The Marsh Marigolds Caltha palustris are at their best at the moment.
According to my colleague Prof. Google the generic name Caltha is derived from the Ancient Greek κάλαθος (kálathos), meaning "goblet", and is said to refer to the shape of the flower. The species epithet palustris is Latin for "of the marsh" and indicates its favoured habitat.
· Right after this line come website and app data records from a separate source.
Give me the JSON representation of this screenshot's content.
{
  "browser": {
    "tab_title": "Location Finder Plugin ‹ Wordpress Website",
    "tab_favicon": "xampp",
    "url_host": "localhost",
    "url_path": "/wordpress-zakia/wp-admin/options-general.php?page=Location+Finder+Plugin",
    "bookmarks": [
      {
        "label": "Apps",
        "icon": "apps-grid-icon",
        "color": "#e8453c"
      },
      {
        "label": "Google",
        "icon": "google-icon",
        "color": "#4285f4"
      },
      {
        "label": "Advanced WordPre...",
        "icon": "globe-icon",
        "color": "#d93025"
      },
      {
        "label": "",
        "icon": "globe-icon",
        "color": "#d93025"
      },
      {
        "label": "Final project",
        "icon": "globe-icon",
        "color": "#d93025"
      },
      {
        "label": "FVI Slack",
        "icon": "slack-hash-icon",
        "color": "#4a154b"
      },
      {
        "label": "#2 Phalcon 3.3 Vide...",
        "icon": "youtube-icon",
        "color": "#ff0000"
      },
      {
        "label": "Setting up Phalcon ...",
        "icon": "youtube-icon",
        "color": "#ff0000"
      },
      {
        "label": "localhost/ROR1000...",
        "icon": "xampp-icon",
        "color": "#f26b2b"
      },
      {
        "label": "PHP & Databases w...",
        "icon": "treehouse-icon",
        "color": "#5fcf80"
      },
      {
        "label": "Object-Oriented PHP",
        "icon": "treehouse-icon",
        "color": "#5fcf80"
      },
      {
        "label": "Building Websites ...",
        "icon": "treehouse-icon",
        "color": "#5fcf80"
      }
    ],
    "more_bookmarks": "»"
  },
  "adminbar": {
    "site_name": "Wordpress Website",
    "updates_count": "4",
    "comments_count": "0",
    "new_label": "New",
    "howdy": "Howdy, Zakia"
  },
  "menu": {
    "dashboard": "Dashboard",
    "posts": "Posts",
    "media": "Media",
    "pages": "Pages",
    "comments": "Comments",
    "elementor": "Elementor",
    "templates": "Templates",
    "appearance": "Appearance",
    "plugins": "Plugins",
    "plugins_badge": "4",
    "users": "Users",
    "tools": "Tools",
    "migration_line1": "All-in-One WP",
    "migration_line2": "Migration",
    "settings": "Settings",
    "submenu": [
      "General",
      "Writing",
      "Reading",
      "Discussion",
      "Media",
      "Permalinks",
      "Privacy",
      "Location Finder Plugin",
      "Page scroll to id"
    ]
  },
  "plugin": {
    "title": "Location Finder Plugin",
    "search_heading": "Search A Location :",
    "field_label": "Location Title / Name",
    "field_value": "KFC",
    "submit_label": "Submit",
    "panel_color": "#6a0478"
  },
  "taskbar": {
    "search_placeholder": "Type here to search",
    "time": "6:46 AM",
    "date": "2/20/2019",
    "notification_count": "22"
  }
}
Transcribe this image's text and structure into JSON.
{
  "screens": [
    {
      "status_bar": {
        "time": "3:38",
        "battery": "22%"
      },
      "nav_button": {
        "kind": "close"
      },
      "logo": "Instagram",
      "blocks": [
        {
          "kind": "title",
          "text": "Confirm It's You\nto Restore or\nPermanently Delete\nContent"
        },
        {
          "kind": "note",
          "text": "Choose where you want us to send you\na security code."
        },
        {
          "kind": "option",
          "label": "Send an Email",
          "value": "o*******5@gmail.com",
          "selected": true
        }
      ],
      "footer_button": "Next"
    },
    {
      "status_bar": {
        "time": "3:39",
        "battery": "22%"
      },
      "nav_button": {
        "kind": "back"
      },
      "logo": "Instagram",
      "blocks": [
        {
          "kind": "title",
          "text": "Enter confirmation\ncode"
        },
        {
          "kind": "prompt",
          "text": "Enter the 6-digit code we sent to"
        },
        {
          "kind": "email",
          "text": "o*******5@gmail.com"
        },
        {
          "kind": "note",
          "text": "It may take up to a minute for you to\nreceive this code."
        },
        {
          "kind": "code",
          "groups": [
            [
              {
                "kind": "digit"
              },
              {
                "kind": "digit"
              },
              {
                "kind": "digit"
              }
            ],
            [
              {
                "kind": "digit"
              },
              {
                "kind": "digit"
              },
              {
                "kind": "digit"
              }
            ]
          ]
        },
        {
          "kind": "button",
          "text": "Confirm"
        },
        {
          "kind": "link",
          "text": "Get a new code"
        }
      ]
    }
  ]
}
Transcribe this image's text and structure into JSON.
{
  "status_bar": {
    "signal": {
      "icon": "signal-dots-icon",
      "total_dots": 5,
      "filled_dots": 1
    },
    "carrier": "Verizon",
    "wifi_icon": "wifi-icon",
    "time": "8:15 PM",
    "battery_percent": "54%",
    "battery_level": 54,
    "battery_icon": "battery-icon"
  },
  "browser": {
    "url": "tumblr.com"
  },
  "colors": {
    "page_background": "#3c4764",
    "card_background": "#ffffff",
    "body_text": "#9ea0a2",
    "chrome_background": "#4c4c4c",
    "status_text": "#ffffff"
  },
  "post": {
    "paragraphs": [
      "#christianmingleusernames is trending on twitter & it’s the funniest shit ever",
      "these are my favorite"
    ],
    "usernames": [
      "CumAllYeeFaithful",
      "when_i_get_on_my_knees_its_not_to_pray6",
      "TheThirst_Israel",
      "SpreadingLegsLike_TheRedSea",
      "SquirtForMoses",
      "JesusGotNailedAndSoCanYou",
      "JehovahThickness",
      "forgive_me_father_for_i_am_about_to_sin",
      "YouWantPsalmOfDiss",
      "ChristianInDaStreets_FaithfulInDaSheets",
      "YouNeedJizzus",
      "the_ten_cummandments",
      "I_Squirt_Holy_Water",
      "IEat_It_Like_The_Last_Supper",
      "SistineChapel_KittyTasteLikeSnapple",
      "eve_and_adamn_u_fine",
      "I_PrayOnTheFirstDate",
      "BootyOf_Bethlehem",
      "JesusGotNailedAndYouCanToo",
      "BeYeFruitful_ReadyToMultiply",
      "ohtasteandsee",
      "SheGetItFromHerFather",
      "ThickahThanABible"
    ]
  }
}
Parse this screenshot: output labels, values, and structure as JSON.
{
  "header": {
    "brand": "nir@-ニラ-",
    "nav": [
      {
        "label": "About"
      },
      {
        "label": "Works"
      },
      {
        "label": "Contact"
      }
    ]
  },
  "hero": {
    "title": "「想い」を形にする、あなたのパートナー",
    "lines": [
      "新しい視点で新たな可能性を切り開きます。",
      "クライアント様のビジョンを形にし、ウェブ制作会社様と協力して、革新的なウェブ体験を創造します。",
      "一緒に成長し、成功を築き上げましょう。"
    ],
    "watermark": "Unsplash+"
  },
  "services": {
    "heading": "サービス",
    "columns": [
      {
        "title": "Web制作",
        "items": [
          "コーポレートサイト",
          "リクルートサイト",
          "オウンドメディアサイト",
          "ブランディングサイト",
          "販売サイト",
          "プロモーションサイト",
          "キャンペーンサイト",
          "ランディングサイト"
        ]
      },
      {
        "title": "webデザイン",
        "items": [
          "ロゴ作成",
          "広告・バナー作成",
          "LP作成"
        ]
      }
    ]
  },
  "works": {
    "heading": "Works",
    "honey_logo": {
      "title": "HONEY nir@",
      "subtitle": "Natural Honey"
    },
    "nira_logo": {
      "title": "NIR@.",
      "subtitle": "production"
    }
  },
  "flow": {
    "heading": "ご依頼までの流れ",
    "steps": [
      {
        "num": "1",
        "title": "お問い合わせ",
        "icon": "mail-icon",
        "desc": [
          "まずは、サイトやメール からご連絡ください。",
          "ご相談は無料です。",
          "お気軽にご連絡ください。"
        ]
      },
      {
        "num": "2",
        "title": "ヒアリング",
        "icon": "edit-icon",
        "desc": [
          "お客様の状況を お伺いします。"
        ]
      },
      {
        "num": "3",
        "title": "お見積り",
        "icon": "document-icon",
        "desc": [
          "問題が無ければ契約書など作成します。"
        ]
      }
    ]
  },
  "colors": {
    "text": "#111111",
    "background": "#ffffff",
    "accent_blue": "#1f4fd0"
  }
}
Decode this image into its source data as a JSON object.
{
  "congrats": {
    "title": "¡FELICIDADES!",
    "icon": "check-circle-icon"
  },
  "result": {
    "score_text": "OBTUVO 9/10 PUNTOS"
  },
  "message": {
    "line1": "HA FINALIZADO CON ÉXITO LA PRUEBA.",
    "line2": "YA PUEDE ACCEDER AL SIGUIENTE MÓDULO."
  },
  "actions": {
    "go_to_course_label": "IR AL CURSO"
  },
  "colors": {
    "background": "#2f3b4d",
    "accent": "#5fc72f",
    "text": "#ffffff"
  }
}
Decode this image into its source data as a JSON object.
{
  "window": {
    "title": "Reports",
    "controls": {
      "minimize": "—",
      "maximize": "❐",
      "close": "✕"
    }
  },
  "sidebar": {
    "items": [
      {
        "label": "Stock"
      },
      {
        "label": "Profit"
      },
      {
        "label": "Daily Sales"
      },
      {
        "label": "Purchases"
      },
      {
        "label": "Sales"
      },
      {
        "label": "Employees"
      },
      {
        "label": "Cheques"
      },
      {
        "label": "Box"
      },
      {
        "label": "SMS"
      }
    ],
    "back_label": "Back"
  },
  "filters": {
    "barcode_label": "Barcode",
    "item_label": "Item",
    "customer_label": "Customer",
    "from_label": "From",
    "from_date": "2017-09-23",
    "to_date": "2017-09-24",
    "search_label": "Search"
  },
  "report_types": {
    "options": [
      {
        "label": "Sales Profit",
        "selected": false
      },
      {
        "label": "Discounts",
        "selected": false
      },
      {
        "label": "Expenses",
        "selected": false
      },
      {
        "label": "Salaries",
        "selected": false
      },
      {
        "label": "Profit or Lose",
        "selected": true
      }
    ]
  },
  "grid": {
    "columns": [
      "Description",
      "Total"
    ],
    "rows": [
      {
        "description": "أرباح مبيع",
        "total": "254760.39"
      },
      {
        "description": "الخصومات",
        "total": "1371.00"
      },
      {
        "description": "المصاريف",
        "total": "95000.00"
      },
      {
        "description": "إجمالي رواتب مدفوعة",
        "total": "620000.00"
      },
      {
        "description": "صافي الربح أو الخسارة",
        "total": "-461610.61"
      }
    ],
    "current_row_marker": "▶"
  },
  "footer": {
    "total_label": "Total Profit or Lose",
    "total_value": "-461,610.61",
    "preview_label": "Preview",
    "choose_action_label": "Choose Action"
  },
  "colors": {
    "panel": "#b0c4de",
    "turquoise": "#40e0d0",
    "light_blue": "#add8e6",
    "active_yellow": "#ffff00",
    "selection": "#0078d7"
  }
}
In the UK, Caltha palustris is known by a variety of vernacular names, varying by geographical region. These include in addition to the most common two, marsh marigold and kingcup, also brave bassinets, crazy Beth, horse blob, Molly-blob, May blob, mare blob, boots, water boots, meadow-bright, bullflower, meadow buttercup, water buttercup, soldier's buttons, meadow cowslip, water cowslip, publican's cloak, crowfoot, water dragon, drunkards, water goggles, meadow gowan, water gowan, yellow gowan, goldes, golds, goldings, gools, cow lily, marybuds, and publicans-and-sinners. The common name "marigold" refers to its use in medieval churches at Easter as a tribute to the Virgin Mary, as in "Mary gold".